Nurses comprise the largest segment of the health care work force; the quality of nursing care is now a determinant of the reimbursement rates that Medicare and Medicaid use to pay hospitals; still, nurses are left out of health care policy- and decision-making.
In a Gallup survey funded by the Robert Wood Johnson Foundation, health care executives were surveyed about what might be keeping nurses out of the decision- and policy-making process.

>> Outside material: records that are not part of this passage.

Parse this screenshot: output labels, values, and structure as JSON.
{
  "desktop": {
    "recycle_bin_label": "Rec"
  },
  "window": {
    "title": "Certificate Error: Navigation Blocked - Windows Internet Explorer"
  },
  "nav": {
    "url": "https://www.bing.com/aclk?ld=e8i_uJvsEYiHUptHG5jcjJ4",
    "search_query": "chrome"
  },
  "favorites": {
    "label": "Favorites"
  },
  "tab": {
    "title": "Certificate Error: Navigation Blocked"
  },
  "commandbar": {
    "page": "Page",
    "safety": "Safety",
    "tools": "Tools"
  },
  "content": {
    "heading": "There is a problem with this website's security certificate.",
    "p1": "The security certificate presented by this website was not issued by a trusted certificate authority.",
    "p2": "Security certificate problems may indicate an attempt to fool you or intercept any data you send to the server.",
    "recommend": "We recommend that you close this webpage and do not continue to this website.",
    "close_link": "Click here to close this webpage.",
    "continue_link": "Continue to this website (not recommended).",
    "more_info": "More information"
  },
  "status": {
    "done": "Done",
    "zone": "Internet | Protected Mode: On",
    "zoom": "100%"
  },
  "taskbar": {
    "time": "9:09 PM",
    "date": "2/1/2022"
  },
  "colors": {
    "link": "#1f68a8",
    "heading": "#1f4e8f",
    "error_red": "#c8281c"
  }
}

Between August and October 2009, a time of fervent debate over health policy, Gallup extracted opinions from academic, insurance, corporate and health services executives.
- Only 14 percent of executives believed that nurses had a great deal of influence on health reform.
- Well over 60 percent of executives said that nurses are deprived of leadership roles because they are not key decision-makers and do not generate revenue.
- Almost all executives envisioned nurses having at most, a moderate influence on health reform over the next decade.
When health care leaders were asked about the lack of nurses among their ranks, most agreed that the shortage of bedside nurses must be met before nurses can migrate to leadership positions.